▶ Exercise directions: Search the data for the word "Manuel" and copy every line where it occurs.

▶ Given records:
◇ ◇ ◇ ◇ ◇ ◇ ◇
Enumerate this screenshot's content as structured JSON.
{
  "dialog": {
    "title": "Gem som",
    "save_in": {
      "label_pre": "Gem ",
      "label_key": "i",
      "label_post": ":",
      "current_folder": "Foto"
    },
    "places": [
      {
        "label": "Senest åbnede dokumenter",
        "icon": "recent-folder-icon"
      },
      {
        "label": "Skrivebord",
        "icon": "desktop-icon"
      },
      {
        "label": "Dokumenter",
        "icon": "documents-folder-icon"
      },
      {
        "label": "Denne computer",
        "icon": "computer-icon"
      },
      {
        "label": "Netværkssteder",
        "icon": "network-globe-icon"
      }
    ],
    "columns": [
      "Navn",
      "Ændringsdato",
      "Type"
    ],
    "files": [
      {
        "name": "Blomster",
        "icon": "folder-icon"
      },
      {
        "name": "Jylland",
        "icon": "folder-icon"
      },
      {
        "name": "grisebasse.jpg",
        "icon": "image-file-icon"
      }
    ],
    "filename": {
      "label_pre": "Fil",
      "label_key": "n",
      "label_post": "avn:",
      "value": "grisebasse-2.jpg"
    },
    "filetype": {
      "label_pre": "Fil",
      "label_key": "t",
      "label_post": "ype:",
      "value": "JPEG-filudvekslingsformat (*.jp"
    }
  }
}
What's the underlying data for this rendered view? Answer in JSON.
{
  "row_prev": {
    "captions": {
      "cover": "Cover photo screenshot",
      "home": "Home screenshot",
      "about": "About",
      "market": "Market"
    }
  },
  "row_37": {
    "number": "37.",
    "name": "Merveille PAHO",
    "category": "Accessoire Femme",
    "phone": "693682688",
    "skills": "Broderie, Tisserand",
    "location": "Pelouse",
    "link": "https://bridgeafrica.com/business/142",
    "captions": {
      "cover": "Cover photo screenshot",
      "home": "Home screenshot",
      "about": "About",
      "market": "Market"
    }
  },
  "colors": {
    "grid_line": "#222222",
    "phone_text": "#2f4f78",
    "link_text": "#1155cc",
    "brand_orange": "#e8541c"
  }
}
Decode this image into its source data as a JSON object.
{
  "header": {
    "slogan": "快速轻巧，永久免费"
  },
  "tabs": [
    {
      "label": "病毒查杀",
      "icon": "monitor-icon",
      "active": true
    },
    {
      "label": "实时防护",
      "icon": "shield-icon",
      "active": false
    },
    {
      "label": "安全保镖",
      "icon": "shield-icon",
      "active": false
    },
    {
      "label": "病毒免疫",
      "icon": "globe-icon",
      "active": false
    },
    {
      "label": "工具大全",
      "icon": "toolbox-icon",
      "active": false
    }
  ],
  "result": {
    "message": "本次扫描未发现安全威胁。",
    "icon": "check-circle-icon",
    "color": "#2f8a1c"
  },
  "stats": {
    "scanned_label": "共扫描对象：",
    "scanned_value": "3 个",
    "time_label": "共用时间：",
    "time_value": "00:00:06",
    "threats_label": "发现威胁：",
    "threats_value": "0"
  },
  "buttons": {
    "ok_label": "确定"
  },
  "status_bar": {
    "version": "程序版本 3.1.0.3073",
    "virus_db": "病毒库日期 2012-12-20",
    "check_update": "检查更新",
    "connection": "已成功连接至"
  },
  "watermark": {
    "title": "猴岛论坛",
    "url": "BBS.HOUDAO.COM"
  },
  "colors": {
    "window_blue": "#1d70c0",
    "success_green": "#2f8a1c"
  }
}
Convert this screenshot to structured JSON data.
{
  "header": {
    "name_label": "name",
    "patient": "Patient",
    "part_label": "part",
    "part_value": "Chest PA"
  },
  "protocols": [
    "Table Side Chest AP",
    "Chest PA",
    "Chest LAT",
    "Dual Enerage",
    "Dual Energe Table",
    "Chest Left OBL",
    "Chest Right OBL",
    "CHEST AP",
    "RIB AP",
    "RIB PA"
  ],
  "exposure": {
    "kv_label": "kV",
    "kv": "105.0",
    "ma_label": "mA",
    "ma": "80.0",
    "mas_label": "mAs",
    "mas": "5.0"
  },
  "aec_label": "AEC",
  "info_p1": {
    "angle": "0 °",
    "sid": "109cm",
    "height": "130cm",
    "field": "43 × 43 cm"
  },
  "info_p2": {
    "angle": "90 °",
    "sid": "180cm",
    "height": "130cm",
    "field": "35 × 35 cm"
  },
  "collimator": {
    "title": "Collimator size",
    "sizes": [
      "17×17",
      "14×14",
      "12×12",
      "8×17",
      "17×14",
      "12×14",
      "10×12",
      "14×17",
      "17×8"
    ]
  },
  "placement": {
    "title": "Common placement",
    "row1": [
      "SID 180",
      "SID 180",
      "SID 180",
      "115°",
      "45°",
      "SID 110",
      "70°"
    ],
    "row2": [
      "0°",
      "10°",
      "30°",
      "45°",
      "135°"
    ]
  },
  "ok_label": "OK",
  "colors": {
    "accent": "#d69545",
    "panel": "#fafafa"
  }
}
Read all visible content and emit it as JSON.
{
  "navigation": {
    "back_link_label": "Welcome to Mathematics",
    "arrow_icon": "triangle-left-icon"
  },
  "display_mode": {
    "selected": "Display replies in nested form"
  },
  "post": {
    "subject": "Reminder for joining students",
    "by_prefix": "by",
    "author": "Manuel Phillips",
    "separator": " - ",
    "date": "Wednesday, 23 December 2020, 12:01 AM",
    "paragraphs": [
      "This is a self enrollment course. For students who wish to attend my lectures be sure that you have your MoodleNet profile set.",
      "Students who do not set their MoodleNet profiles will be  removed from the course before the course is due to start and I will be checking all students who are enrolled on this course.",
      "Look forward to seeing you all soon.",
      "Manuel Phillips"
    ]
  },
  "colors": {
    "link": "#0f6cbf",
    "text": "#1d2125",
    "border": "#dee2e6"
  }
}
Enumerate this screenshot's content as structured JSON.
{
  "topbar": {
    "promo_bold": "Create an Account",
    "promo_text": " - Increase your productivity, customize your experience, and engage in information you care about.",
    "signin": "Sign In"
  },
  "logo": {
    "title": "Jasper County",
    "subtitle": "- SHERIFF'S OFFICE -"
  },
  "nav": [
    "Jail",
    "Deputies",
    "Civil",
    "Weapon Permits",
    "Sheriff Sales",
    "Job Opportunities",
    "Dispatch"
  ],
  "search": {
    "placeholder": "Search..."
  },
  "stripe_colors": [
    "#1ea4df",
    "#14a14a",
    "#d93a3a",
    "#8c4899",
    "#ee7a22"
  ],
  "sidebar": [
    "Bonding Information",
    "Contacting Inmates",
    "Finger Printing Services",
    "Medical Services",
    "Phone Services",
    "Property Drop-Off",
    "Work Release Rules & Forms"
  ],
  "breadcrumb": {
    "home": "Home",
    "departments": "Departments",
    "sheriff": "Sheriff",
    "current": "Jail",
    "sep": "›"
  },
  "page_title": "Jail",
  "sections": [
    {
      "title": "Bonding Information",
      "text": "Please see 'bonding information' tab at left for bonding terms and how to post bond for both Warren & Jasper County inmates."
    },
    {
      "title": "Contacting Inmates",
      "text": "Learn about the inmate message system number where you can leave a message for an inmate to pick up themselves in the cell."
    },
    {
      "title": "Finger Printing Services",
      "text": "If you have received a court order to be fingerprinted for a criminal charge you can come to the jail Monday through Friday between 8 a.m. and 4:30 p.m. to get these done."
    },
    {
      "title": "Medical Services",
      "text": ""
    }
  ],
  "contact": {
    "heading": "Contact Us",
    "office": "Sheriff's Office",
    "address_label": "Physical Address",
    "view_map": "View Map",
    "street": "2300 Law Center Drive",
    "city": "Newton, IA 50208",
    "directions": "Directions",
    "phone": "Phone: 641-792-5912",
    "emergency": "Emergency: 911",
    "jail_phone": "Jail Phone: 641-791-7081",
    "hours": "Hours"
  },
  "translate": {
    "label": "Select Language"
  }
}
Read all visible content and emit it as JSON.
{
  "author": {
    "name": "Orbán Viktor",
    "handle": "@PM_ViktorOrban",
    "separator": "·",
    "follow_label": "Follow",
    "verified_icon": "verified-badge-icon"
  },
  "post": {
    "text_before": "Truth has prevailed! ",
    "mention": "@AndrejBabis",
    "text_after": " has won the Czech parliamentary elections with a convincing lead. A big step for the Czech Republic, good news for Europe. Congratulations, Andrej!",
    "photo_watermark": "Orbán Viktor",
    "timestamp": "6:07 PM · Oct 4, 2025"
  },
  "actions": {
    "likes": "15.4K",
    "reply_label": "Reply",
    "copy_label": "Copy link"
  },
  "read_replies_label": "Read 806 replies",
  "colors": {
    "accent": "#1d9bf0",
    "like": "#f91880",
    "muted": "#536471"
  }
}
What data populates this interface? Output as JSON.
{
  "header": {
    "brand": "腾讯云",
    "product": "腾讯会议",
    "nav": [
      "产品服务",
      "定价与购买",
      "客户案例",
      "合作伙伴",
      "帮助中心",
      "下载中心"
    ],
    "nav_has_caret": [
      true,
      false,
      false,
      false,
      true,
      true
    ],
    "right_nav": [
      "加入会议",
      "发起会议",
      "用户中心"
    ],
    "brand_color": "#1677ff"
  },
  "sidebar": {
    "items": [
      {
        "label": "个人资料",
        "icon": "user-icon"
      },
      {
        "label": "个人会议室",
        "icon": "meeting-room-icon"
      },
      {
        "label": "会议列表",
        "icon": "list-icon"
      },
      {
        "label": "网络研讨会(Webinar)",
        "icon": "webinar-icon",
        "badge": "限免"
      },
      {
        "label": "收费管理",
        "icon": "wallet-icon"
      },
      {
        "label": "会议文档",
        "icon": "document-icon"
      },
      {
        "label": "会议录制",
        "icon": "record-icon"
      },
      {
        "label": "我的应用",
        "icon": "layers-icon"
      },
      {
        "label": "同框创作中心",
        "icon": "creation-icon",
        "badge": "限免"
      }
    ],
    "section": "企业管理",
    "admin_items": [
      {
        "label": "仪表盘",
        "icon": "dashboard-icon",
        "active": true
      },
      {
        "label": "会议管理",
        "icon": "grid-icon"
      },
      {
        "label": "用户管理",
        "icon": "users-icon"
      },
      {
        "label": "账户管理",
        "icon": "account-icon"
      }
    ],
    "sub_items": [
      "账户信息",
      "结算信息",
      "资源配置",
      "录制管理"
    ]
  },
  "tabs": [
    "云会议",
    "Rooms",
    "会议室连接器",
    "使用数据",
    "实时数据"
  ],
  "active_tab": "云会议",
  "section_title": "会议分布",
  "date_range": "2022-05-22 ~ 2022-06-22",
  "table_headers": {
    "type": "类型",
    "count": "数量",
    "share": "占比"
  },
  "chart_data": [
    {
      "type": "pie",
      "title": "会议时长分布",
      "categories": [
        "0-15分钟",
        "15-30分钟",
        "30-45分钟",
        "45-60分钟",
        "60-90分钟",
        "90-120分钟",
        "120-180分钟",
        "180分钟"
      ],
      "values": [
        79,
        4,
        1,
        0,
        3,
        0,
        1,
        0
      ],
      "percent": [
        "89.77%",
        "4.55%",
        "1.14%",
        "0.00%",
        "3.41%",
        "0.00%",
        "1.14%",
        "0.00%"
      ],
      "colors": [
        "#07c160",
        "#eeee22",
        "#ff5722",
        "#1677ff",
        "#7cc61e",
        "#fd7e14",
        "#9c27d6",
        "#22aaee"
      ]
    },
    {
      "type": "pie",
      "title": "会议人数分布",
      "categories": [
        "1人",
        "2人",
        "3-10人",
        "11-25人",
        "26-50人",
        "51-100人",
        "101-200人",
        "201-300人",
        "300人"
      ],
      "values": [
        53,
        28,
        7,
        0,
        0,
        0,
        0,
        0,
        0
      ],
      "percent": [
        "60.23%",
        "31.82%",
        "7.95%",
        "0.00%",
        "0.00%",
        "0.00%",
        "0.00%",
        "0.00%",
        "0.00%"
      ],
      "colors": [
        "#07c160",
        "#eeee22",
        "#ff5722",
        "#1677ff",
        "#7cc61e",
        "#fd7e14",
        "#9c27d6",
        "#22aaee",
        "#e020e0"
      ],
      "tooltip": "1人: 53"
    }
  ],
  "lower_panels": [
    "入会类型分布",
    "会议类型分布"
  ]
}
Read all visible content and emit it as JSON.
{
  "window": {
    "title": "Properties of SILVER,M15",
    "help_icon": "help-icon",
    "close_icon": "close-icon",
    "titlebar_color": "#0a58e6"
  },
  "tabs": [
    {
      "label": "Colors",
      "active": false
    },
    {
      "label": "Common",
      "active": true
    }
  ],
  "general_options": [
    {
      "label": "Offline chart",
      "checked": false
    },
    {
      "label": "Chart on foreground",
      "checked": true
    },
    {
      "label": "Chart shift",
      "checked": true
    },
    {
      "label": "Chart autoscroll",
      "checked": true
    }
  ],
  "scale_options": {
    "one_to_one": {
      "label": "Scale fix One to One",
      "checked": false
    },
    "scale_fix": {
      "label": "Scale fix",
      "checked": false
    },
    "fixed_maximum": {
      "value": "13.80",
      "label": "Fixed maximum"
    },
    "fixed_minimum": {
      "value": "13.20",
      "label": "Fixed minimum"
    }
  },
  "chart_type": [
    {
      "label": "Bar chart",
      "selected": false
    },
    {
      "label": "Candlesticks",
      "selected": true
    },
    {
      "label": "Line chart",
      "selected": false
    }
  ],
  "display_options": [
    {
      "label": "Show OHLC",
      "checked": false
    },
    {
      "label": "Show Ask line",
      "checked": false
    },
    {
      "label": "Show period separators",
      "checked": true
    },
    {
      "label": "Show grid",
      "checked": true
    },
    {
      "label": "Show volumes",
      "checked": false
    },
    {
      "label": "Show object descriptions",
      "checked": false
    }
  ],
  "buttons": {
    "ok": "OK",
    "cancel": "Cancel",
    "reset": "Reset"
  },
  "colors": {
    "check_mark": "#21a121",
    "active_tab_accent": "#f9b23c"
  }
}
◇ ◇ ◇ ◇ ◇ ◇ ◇
▶ Exercise response:
    "author": "Manuel Phillips",
      "Manuel Phillips"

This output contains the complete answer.